From the first line to the last, reproduce the data exactly.
━━━
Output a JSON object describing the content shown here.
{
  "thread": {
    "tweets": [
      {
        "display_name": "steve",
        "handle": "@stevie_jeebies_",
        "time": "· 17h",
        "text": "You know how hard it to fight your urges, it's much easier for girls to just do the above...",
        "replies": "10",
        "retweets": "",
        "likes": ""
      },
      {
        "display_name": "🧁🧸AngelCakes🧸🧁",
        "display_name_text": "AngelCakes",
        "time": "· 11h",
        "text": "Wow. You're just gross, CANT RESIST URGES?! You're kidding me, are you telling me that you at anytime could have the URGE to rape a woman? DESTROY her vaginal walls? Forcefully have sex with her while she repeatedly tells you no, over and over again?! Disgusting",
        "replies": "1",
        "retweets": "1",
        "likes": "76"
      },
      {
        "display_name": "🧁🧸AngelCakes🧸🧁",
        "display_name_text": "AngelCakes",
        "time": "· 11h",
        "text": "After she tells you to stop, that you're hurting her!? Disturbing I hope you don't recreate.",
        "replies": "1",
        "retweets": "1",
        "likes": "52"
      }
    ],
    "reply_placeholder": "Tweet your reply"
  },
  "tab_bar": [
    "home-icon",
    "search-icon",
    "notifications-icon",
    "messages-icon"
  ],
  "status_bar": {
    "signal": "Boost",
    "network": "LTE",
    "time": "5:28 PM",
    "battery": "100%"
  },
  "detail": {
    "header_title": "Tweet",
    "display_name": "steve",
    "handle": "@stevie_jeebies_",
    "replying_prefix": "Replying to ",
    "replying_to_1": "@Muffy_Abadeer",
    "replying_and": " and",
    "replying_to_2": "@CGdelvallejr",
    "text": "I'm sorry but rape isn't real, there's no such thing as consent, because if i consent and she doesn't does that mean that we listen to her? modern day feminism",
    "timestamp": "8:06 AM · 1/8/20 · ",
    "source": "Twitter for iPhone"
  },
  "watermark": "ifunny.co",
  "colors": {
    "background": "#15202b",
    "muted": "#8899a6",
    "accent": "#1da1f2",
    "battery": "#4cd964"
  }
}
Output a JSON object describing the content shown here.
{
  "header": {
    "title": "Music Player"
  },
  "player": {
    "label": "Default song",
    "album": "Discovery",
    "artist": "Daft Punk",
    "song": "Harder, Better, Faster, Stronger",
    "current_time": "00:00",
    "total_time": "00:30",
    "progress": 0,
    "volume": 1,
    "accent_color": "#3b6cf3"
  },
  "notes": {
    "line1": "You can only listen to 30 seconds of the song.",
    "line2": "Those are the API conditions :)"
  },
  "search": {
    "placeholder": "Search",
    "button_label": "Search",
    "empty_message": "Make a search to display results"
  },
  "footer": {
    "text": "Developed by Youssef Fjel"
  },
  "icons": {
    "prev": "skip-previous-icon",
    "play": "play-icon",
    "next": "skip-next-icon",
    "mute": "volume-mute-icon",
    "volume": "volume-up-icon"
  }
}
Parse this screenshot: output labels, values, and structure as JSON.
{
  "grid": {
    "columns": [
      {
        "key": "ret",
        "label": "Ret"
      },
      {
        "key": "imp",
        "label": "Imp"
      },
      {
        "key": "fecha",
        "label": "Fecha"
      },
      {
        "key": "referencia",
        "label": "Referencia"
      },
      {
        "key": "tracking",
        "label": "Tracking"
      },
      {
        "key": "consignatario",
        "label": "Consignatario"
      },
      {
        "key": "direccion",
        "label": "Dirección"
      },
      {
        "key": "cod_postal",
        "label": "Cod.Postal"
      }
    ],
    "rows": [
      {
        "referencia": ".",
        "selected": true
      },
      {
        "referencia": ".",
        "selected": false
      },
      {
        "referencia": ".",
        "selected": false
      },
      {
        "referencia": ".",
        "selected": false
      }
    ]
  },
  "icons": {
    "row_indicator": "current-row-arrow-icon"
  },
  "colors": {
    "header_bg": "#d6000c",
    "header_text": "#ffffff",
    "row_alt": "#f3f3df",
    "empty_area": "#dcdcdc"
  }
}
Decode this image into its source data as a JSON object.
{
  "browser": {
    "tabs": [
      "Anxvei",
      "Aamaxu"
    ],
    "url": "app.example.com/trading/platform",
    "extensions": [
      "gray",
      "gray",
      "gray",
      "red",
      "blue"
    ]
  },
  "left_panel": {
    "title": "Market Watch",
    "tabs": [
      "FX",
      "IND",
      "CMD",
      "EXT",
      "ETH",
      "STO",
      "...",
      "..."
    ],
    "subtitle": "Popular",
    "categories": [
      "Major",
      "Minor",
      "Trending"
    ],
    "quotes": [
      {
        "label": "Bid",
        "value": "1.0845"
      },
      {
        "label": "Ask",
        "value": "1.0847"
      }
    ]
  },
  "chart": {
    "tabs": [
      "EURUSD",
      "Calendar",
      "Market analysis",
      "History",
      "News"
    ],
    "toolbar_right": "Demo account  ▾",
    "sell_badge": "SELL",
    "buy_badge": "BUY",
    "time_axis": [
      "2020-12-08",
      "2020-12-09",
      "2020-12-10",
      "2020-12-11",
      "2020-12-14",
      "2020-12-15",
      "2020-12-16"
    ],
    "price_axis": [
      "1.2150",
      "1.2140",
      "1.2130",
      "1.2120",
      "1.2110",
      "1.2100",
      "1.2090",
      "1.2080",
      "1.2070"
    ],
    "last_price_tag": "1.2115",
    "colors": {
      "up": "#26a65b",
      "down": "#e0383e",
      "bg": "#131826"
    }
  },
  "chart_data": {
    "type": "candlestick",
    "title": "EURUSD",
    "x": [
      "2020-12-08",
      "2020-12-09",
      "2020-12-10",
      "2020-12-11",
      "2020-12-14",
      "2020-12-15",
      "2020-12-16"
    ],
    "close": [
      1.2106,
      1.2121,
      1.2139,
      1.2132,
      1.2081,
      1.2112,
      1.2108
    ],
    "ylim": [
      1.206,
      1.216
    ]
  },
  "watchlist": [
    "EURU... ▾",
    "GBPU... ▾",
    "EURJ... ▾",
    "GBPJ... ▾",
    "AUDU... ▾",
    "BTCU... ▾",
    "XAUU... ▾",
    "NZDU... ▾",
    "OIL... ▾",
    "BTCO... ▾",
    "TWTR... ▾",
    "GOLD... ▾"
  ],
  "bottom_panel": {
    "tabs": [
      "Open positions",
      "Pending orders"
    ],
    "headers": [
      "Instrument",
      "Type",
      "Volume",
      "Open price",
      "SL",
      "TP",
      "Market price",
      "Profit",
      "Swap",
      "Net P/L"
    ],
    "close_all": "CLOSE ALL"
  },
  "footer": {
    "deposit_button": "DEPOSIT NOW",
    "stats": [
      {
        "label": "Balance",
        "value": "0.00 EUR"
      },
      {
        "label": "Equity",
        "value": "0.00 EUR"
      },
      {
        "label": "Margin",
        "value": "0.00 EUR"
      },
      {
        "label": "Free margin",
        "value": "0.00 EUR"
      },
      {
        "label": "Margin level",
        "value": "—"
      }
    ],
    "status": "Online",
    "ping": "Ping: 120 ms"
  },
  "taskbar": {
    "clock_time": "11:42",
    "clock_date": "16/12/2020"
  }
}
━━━
■ PROBLEM SOLUTION ■
Output a JSON object describing the content shown here.
{
  "thread": {
    "tweets": [
      {
        "display_name": "steve",
        "handle": "@stevie_jeebies_",
        "time": "· 17h",
        "text": "You know how hard it to fight your urges, it's much easier for girls to just do the above...",
        "replies": "10",
        "retweets": "",
        "likes": ""
      },
      {
        "display_name": "🧁🧸AngelCakes🧸🧁",
        "display_name_text": "AngelCakes",
        "time": "· 11h",
        "text": "Wow. You're just gross, CANT RESIST URGES?! You're kidding me, are you telling me that you at anytime could have the URGE to rape a woman? DESTROY her vaginal walls? Forcefully have sex with her while she repeatedly tells you no, over and over again?! Disgusting",
        "replies": "1",
        "retweets": "1",
        "likes": "76"
      },
      {
        "display_name": "🧁🧸AngelCakes🧸🧁",
        "display_name_text": "AngelCakes",
        "time": "· 11h",
        "text": "After she tells you to stop, that you're hurting her!? Disturbing I hope you don't recreate.",
        "replies": "1",
        "retweets": "1",
        "likes": "52"
      }
    ],
    "reply_placeholder": "Tweet your reply"
  },
  "tab_bar": [
    "home-icon",
    "search-icon",
    "notifications-icon",
    "messages-icon"
  ],
  "status_bar": {
    "signal": "Boost",
    "network": "LTE",
    "time": "5:28 PM",
    "battery": "100%"
  },
  "detail": {
    "header_title": "Tweet",
    "display_name": "steve",
    "handle": "@stevie_jeebies_",
    "replying_prefix": "Replying to ",
    "replying_to_1": "@Muffy_Abadeer",
    "replying_and": " and",
    "replying_to_2": "@CGdelvallejr",
    "text": "I'm sorry but rape isn't real, there's no such thing as consent, because if i consent and she doesn't does that mean that we listen to her? modern day feminism",
    "timestamp": "8:06 AM · 1/8/20 · ",
    "source": "Twitter for iPhone"
  },
  "watermark": "ifunny.co",
  "colors": {
    "background": "#15202b",
    "muted": "#8899a6",
    "accent": "#1da1f2",
    "battery": "#4cd964"
  }
}
Output a JSON object describing the content shown here.
{
  "header": {
    "title": "Music Player"
  },
  "player": {
    "label": "Default song",
    "album": "Discovery",
    "artist": "Daft Punk",
    "song": "Harder, Better, Faster, Stronger",
    "current_time": "00:00",
    "total_time": "00:30",
    "progress": 0,
    "volume": 1,
    "accent_color": "#3b6cf3"
  },
  "notes": {
    "line1": "You can only listen to 30 seconds of the song.",
    "line2": "Those are the API conditions :)"
  },
  "search": {
    "placeholder": "Search",
    "button_label": "Search",
    "empty_message": "Make a search to display results"
  },
  "footer": {
    "text": "Developed by Youssef Fjel"
  },
  "icons": {
    "prev": "skip-previous-icon",
    "play": "play-icon",
    "next": "skip-next-icon",
    "mute": "volume-mute-icon",
    "volume": "volume-up-icon"
  }
}
Parse this screenshot: output labels, values, and structure as JSON.
{
  "grid": {
    "columns": [
      {
        "key": "ret",
        "label": "Ret"
      },
      {
        "key": "imp",
        "label": "Imp"
      },
      {
        "key": "fecha",
        "label": "Fecha"
      },
      {
        "key": "referencia",
        "label": "Referencia"
      },
      {
        "key": "tracking",
        "label": "Tracking"
      },
      {
        "key": "consignatario",
        "label": "Consignatario"
      },
      {
        "key": "direccion",
        "label": "Dirección"
      },
      {
        "key": "cod_postal",
        "label": "Cod.Postal"
      }
    ],
    "rows": [
      {
        "referencia": ".",
        "selected": true
      },
      {
        "referencia": ".",
        "selected": false
      },
      {
        "referencia": ".",
        "selected": false
      },
      {
        "referencia": ".",
        "selected": false
      }
    ]
  },
  "icons": {
    "row_indicator": "current-row-arrow-icon"
  },
  "colors": {
    "header_bg": "#d6000c",
    "header_text": "#ffffff",
    "row_alt": "#f3f3df",
    "empty_area": "#dcdcdc"
  }
}
Decode this image into its source data as a JSON object.
{
  "browser": {
    "tabs": [
      "Anxvei",
      "Aamaxu"
    ],
    "url": "app.example.com/trading/platform",
    "extensions": [
      "gray",
      "gray",
      "gray",
      "red",
      "blue"
    ]
  },
  "left_panel": {
    "title": "Market Watch",
    "tabs": [
      "FX",
      "IND",
      "CMD",
      "EXT",
      "ETH",
      "STO",
      "...",
      "..."
    ],
    "subtitle": "Popular",
    "categories": [
      "Major",
      "Minor",
      "Trending"
    ],
    "quotes": [
      {
        "label": "Bid",
        "value": "1.0845"
      },
      {
        "label": "Ask",
        "value": "1.0847"
      }
    ]
  },
  "chart": {
    "tabs": [
      "EURUSD",
      "Calendar",
      "Market analysis",
      "History",
      "News"
    ],
    "toolbar_right": "Demo account  ▾",
    "sell_badge": "SELL",
    "buy_badge": "BUY",
    "time_axis": [
      "2020-12-08",
      "2020-12-09",
      "2020-12-10",
      "2020-12-11",
      "2020-12-14",
      "2020-12-15",
      "2020-12-16"
    ],
    "price_axis": [
      "1.2150",
      "1.2140",
      "1.2130",
      "1.2120",
      "1.2110",
      "1.2100",
      "1.2090",
      "1.2080",
      "1.2070"
    ],
    "last_price_tag": "1.2115",
    "colors": {
      "up": "#26a65b",
      "down": "#e0383e",
      "bg": "#131826"
    }
  },
  "chart_data": {
    "type": "candlestick",
    "title": "EURUSD",
    "x": [
      "2020-12-08",
      "2020-12-09",
      "2020-12-10",
      "2020-12-11",
      "2020-12-14",
      "2020-12-15",
      "2020-12-16"
    ],
    "close": [
      1.2106,
      1.2121,
      1.2139,
      1.2132,
      1.2081,
      1.2112,
      1.2108
    ],
    "ylim": [
      1.206,
      1.216
    ]
  },
  "watchlist": [
    "EURU... ▾",
    "GBPU... ▾",
    "EURJ... ▾",
    "GBPJ... ▾",
    "AUDU... ▾",
    "BTCU... ▾",
    "XAUU... ▾",
    "NZDU... ▾",
    "OIL... ▾",
    "BTCO... ▾",
    "TWTR... ▾",
    "GOLD... ▾"
  ],
  "bottom_panel": {
    "tabs": [
      "Open positions",
      "Pending orders"
    ],
    "headers": [
      "Instrument",
      "Type",
      "Volume",
      "Open price",
      "SL",
      "TP",
      "Market price",
      "Profit",
      "Swap",
      "Net P/L"
    ],
    "close_all": "CLOSE ALL"
  },
  "footer": {
    "deposit_button": "DEPOSIT NOW",
    "stats": [
      {
        "label": "Balance",
        "value": "0.00 EUR"
      },
      {
        "label": "Equity",
        "value": "0.00 EUR"
      },
      {
        "label": "Margin",
        "value": "0.00 EUR"
      },
      {
        "label": "Free margin",
        "value": "0.00 EUR"
      },
      {
        "label": "Margin level",
        "value": "—"
      }
    ],
    "status": "Online",
    "ping": "Ping: 120 ms"
  },
  "taskbar": {
    "clock_time": "11:42",
    "clock_date": "16/12/2020"
  }
}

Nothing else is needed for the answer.